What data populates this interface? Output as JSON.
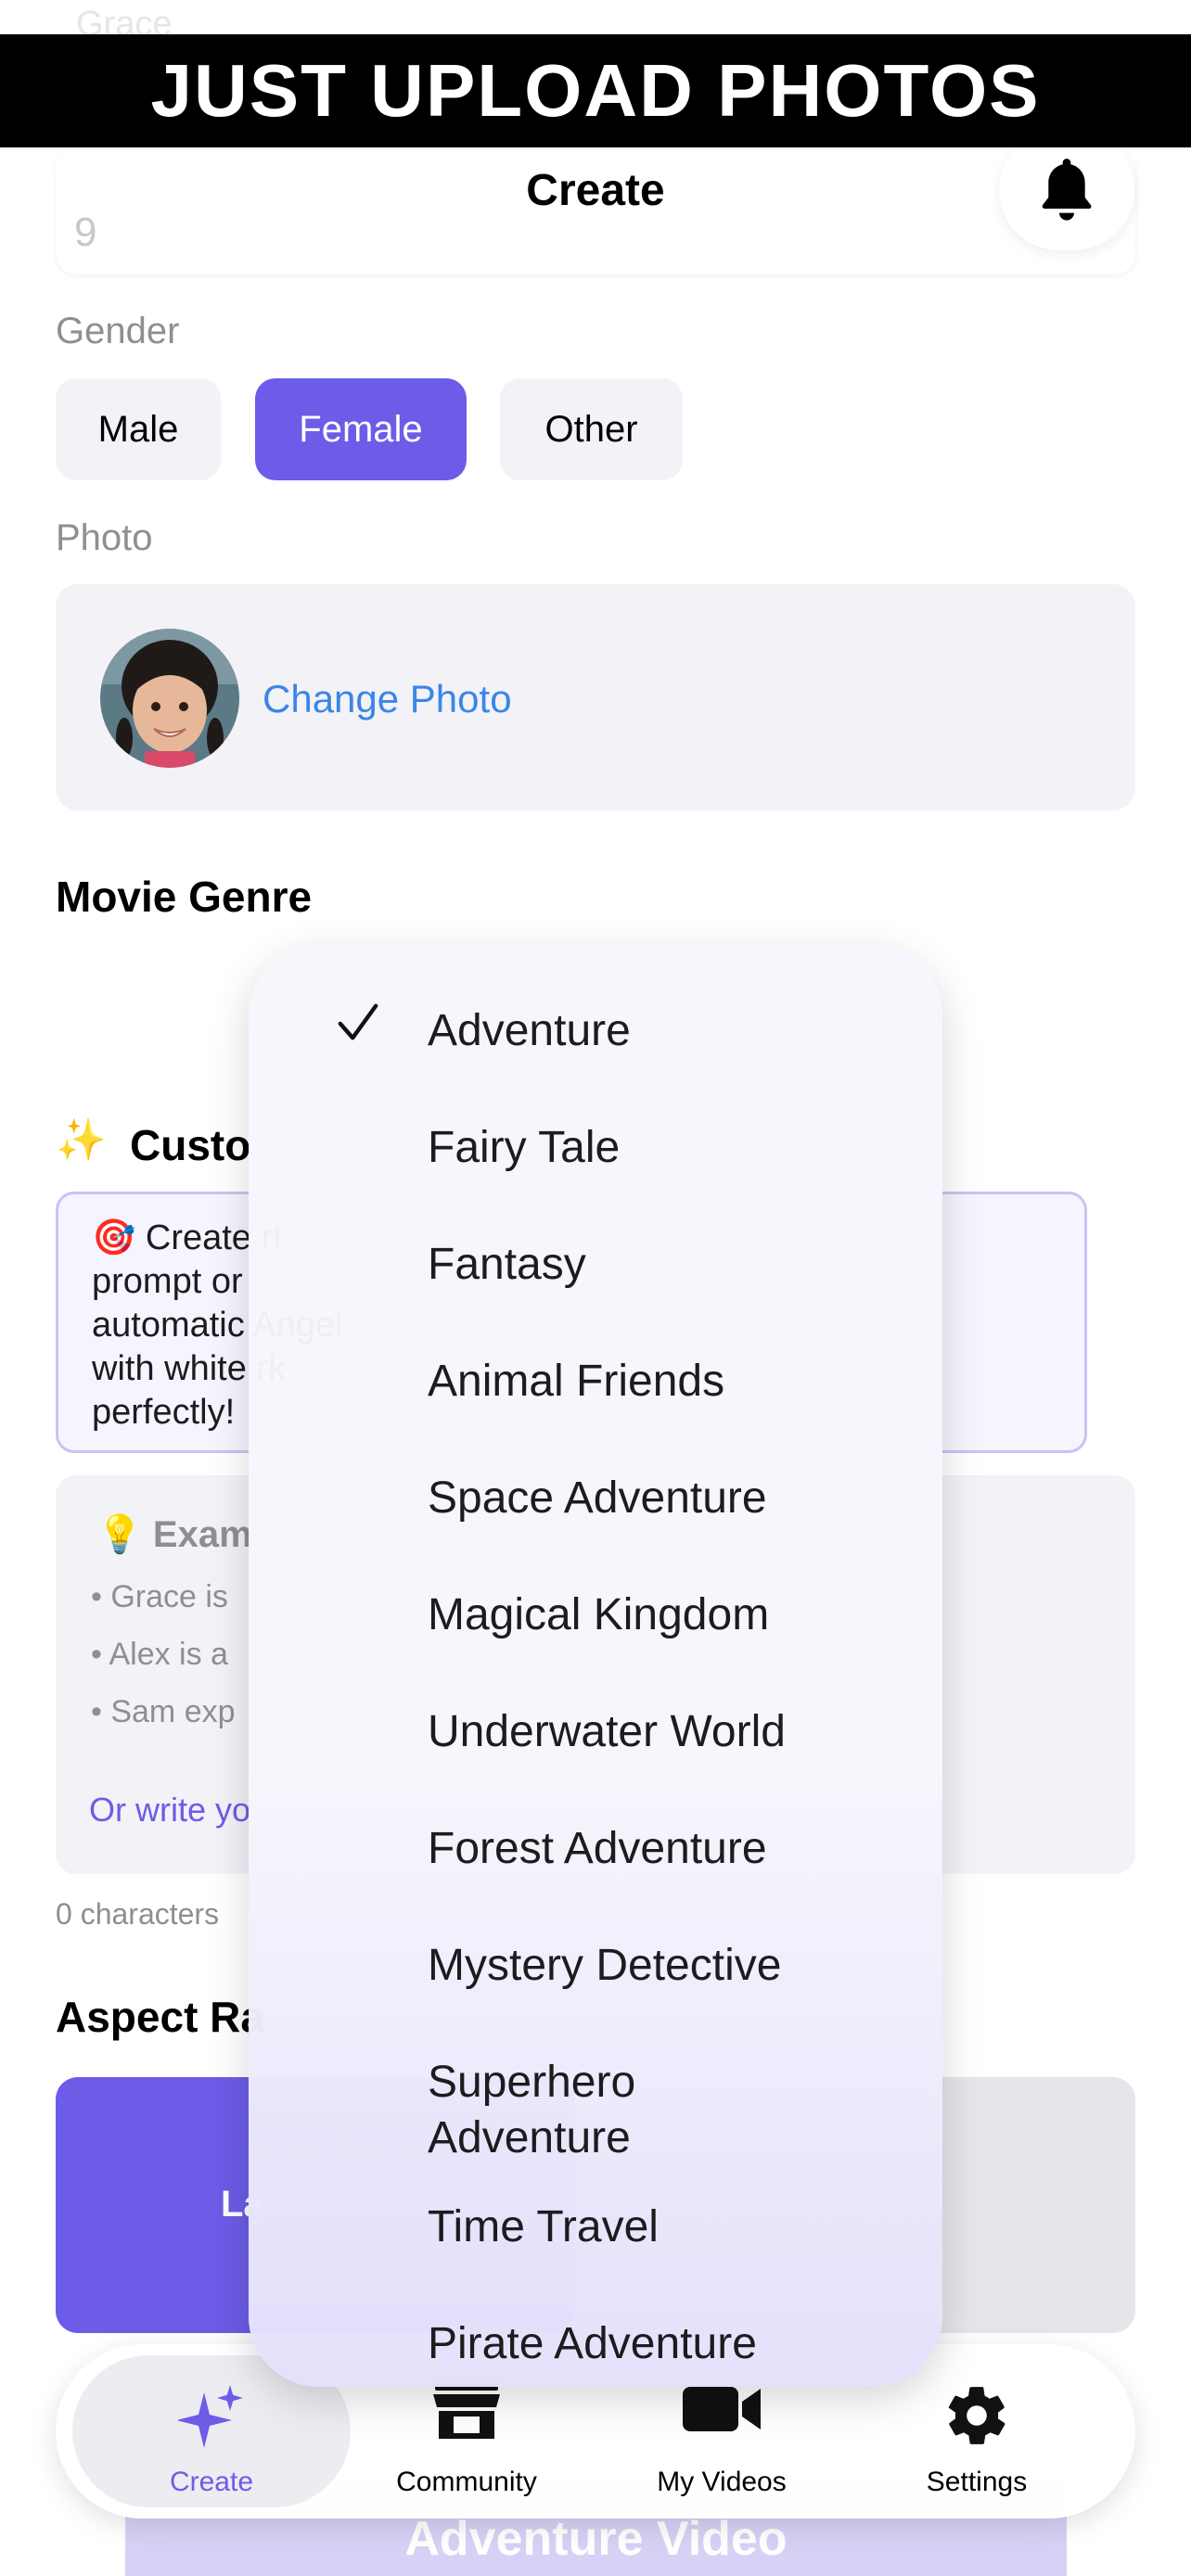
{
  "banner": {
    "text": "JUST UPLOAD PHOTOS"
  },
  "header": {
    "title": "Create",
    "faded_label": "Grace",
    "age_value": "9"
  },
  "gender": {
    "label": "Gender",
    "options": [
      {
        "label": "Male",
        "selected": false
      },
      {
        "label": "Female",
        "selected": true
      },
      {
        "label": "Other",
        "selected": false
      }
    ]
  },
  "photo": {
    "label": "Photo",
    "change_label": "Change Photo"
  },
  "movie_genre": {
    "heading": "Movie Genre",
    "selected": "Adventure"
  },
  "custom": {
    "heading_visible": "Custo",
    "prompt_visible": "🎯 Create                                                                        rt\nprompt or\nautomatic                                                                         Angel\nwith white                                                                           rk\nperfectly!"
  },
  "examples": {
    "title": "💡 Exam",
    "items": [
      "• Grace is",
      "• Alex is a",
      "• Sam exp"
    ],
    "link": "Or write yo"
  },
  "char_count": "0 characters",
  "aspect": {
    "heading": "Aspect Ra",
    "selected_visible": "La"
  },
  "cta": {
    "label": "Adventure Video"
  },
  "dropdown": {
    "items": [
      "Adventure",
      "Fairy Tale",
      "Fantasy",
      "Animal Friends",
      "Space Adventure",
      "Magical Kingdom",
      "Underwater World",
      "Forest Adventure",
      "Mystery Detective",
      "Superhero Adventure",
      "Time Travel",
      "Pirate Adventure"
    ]
  },
  "tabbar": {
    "items": [
      {
        "label": "Create",
        "icon": "sparkles-icon",
        "active": true
      },
      {
        "label": "Community",
        "icon": "storefront-icon",
        "active": false
      },
      {
        "label": "My Videos",
        "icon": "video-camera-icon",
        "active": false
      },
      {
        "label": "Settings",
        "icon": "gear-icon",
        "active": false
      }
    ]
  },
  "colors": {
    "accent": "#6c5ce7",
    "link": "#3a86e8",
    "surface": "#f2f2f7"
  }
}
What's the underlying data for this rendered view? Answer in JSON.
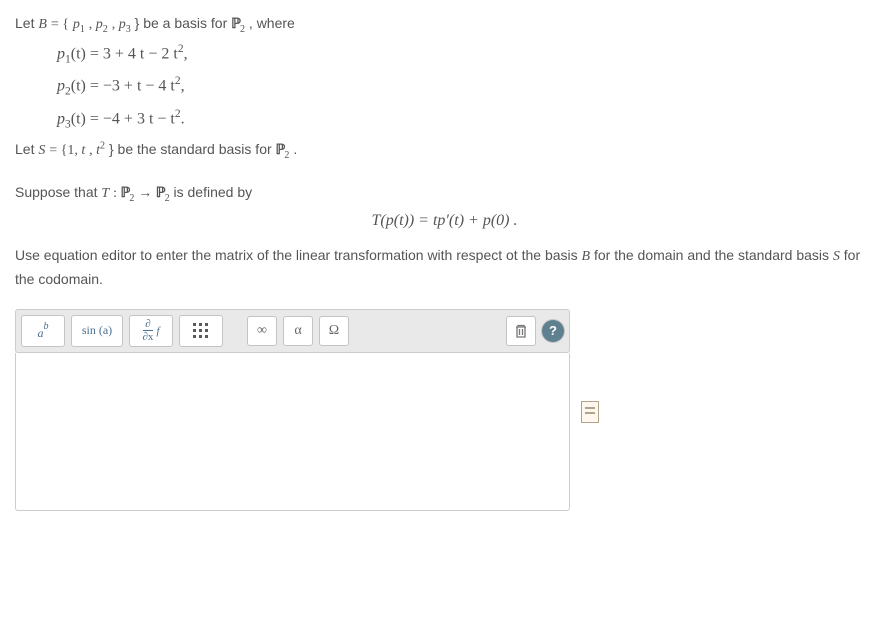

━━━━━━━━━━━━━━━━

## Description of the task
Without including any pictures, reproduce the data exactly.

## Answer to this exercise
What data populates this interface? Output as JSON.
{
  "banner": {
    "text": "JUST UPLOAD PHOTOS"
  },
  "header": {
    "title": "Create",
    "faded_label": "Grace",
    "age_value": "9"
  },
  "gender": {
    "label": "Gender",
    "options": [
      {
        "label": "Male",
        "selected": false
      },
      {
        "label": "Female",
        "selected": true
      },
      {
        "label": "Other",
        "selected": false
      }
    ]
  },
  "photo": {
    "label": "Photo",
    "change_label": "Change Photo"
  },
  "movie_genre": {
    "heading": "Movie Genre",
    "selected": "Adventure"
  },
  "custom": {
    "heading_visible": "Custo",
    "prompt_visible": "🎯 Create                                                                        rt\nprompt or\nautomatic                                                                         Angel\nwith white                                                                           rk\nperfectly!"
  },
  "examples": {
    "title": "💡 Exam",
    "items": [
      "• Grace is",
      "• Alex is a",
      "• Sam exp"
    ],
    "link": "Or write yo"
  },
  "char_count": "0 characters",
  "aspect": {
    "heading": "Aspect Ra",
    "selected_visible": "La"
  },
  "cta": {
    "label": "Adventure Video"
  },
  "dropdown": {
    "items": [
      "Adventure",
      "Fairy Tale",
      "Fantasy",
      "Animal Friends",
      "Space Adventure",
      "Magical Kingdom",
      "Underwater World",
      "Forest Adventure",
      "Mystery Detective",
      "Superhero Adventure",
      "Time Travel",
      "Pirate Adventure"
    ]
  },
  "tabbar": {
    "items": [
      {
        "label": "Create",
        "icon": "sparkles-icon",
        "active": true
      },
      {
        "label": "Community",
        "icon": "storefront-icon",
        "active": false
      },
      {
        "label": "My Videos",
        "icon": "video-camera-icon",
        "active": false
      },
      {
        "label": "Settings",
        "icon": "gear-icon",
        "active": false
      }
    ]
  },
  "colors": {
    "accent": "#6c5ce7",
    "link": "#3a86e8",
    "surface": "#f2f2f7"
  }
}
What's the underlying data for this rendered view? Answer in JSON.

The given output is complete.